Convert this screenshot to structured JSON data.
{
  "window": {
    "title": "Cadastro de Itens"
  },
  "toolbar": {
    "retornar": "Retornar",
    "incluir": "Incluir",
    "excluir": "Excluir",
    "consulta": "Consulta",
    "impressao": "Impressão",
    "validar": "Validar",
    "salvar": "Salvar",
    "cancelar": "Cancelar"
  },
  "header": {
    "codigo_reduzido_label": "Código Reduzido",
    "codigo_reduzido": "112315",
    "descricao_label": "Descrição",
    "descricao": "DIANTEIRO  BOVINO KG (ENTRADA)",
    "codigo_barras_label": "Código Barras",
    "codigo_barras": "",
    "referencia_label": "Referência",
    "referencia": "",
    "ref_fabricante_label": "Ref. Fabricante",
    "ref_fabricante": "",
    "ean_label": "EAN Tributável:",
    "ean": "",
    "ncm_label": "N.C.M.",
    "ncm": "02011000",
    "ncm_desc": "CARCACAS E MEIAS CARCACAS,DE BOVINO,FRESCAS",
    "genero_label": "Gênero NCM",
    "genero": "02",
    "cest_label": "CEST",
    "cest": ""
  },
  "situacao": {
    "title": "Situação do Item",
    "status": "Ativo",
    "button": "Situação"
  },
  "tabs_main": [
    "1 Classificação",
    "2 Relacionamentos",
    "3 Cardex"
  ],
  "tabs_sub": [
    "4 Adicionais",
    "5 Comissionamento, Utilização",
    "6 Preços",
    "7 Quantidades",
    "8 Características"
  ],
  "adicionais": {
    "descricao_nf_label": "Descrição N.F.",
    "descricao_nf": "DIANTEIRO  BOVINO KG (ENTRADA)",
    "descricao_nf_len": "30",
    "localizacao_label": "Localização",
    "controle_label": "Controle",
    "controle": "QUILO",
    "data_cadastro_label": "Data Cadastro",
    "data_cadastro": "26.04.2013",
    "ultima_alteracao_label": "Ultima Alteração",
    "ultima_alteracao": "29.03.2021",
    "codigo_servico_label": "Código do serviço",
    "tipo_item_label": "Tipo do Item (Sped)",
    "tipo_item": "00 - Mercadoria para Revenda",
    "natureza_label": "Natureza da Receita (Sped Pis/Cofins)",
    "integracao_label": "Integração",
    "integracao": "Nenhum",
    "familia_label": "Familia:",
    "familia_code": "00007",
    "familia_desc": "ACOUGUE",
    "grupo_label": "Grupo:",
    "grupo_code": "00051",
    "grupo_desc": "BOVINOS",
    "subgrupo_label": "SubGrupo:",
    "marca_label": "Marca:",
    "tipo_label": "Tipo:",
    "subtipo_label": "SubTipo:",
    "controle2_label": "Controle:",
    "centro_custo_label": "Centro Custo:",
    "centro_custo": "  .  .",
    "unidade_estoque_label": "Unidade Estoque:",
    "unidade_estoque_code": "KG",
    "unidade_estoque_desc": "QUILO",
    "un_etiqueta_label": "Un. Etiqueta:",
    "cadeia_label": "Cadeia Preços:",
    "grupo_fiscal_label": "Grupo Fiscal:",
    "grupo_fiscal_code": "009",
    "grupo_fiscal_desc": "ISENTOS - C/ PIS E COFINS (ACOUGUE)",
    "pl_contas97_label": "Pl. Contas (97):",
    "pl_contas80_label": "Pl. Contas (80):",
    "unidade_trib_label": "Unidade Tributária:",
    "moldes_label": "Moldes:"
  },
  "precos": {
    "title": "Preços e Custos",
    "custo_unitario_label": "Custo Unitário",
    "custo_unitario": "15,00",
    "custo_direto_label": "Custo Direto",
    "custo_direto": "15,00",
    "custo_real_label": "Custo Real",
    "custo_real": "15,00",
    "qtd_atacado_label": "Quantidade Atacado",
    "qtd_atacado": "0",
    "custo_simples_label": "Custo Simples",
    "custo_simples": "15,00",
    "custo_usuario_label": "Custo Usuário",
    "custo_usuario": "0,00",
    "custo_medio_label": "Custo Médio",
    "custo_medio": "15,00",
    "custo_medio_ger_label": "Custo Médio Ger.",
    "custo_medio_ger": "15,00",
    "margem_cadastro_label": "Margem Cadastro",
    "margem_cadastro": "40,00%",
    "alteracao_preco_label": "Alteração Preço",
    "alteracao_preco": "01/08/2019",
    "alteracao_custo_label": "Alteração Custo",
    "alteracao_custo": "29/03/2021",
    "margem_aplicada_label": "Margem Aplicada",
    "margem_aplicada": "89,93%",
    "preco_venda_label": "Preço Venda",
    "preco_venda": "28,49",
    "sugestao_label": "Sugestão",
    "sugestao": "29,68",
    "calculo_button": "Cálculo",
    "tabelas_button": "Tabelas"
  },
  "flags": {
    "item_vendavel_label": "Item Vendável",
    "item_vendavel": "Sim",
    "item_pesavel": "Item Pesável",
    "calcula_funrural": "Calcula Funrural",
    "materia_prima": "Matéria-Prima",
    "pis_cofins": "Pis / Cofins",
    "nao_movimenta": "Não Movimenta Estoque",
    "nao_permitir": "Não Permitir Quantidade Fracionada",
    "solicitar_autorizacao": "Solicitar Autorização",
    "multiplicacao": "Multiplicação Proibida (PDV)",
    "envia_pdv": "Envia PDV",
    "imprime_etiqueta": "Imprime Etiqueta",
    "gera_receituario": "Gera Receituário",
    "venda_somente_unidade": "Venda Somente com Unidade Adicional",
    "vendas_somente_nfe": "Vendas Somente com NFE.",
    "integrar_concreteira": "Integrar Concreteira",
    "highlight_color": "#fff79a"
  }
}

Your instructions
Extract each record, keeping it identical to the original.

Answer area
Convert this screenshot to structured JSON data.
{
  "window": {
    "title": "Cadastro de Itens"
  },
  "toolbar": {
    "retornar": "Retornar",
    "incluir": "Incluir",
    "excluir": "Excluir",
    "consulta": "Consulta",
    "impressao": "Impressão",
    "validar": "Validar",
    "salvar": "Salvar",
    "cancelar": "Cancelar"
  },
  "header": {
    "codigo_reduzido_label": "Código Reduzido",
    "codigo_reduzido": "112315",
    "descricao_label": "Descrição",
    "descricao": "DIANTEIRO  BOVINO KG (ENTRADA)",
    "codigo_barras_label": "Código Barras",
    "codigo_barras": "",
    "referencia_label": "Referência",
    "referencia": "",
    "ref_fabricante_label": "Ref. Fabricante",
    "ref_fabricante": "",
    "ean_label": "EAN Tributável:",
    "ean": "",
    "ncm_label": "N.C.M.",
    "ncm": "02011000",
    "ncm_desc": "CARCACAS E MEIAS CARCACAS,DE BOVINO,FRESCAS",
    "genero_label": "Gênero NCM",
    "genero": "02",
    "cest_label": "CEST",
    "cest": ""
  },
  "situacao": {
    "title": "Situação do Item",
    "status": "Ativo",
    "button": "Situação"
  },
  "tabs_main": [
    "1 Classificação",
    "2 Relacionamentos",
    "3 Cardex"
  ],
  "tabs_sub": [
    "4 Adicionais",
    "5 Comissionamento, Utilização",
    "6 Preços",
    "7 Quantidades",
    "8 Características"
  ],
  "adicionais": {
    "descricao_nf_label": "Descrição N.F.",
    "descricao_nf": "DIANTEIRO  BOVINO KG (ENTRADA)",
    "descricao_nf_len": "30",
    "localizacao_label": "Localização",
    "controle_label": "Controle",
    "controle": "QUILO",
    "data_cadastro_label": "Data Cadastro",
    "data_cadastro": "26.04.2013",
    "ultima_alteracao_label": "Ultima Alteração",
    "ultima_alteracao": "29.03.2021",
    "codigo_servico_label": "Código do serviço",
    "tipo_item_label": "Tipo do Item (Sped)",
    "tipo_item": "00 - Mercadoria para Revenda",
    "natureza_label": "Natureza da Receita (Sped Pis/Cofins)",
    "integracao_label": "Integração",
    "integracao": "Nenhum",
    "familia_label": "Familia:",
    "familia_code": "00007",
    "familia_desc": "ACOUGUE",
    "grupo_label": "Grupo:",
    "grupo_code": "00051",
    "grupo_desc": "BOVINOS",
    "subgrupo_label": "SubGrupo:",
    "marca_label": "Marca:",
    "tipo_label": "Tipo:",
    "subtipo_label": "SubTipo:",
    "controle2_label": "Controle:",
    "centro_custo_label": "Centro Custo:",
    "centro_custo": "  .  .",
    "unidade_estoque_label": "Unidade Estoque:",
    "unidade_estoque_code": "KG",
    "unidade_estoque_desc": "QUILO",
    "un_etiqueta_label": "Un. Etiqueta:",
    "cadeia_label": "Cadeia Preços:",
    "grupo_fiscal_label": "Grupo Fiscal:",
    "grupo_fiscal_code": "009",
    "grupo_fiscal_desc": "ISENTOS - C/ PIS E COFINS (ACOUGUE)",
    "pl_contas97_label": "Pl. Contas (97):",
    "pl_contas80_label": "Pl. Contas (80):",
    "unidade_trib_label": "Unidade Tributária:",
    "moldes_label": "Moldes:"
  },
  "precos": {
    "title": "Preços e Custos",
    "custo_unitario_label": "Custo Unitário",
    "custo_unitario": "15,00",
    "custo_direto_label": "Custo Direto",
    "custo_direto": "15,00",
    "custo_real_label": "Custo Real",
    "custo_real": "15,00",
    "qtd_atacado_label": "Quantidade Atacado",
    "qtd_atacado": "0",
    "custo_simples_label": "Custo Simples",
    "custo_simples": "15,00",
    "custo_usuario_label": "Custo Usuário",
    "custo_usuario": "0,00",
    "custo_medio_label": "Custo Médio",
    "custo_medio": "15,00",
    "custo_medio_ger_label": "Custo Médio Ger.",
    "custo_medio_ger": "15,00",
    "margem_cadastro_label": "Margem Cadastro",
    "margem_cadastro": "40,00%",
    "alteracao_preco_label": "Alteração Preço",
    "alteracao_preco": "01/08/2019",
    "alteracao_custo_label": "Alteração Custo",
    "alteracao_custo": "29/03/2021",
    "margem_aplicada_label": "Margem Aplicada",
    "margem_aplicada": "89,93%",
    "preco_venda_label": "Preço Venda",
    "preco_venda": "28,49",
    "sugestao_label": "Sugestão",
    "sugestao": "29,68",
    "calculo_button": "Cálculo",
    "tabelas_button": "Tabelas"
  },
  "flags": {
    "item_vendavel_label": "Item Vendável",
    "item_vendavel": "Sim",
    "item_pesavel": "Item Pesável",
    "calcula_funrural": "Calcula Funrural",
    "materia_prima": "Matéria-Prima",
    "pis_cofins": "Pis / Cofins",
    "nao_movimenta": "Não Movimenta Estoque",
    "nao_permitir": "Não Permitir Quantidade Fracionada",
    "solicitar_autorizacao": "Solicitar Autorização",
    "multiplicacao": "Multiplicação Proibida (PDV)",
    "envia_pdv": "Envia PDV",
    "imprime_etiqueta": "Imprime Etiqueta",
    "gera_receituario": "Gera Receituário",
    "venda_somente_unidade": "Venda Somente com Unidade Adicional",
    "vendas_somente_nfe": "Vendas Somente com NFE.",
    "integrar_concreteira": "Integrar Concreteira",
    "highlight_color": "#fff79a"
  }
}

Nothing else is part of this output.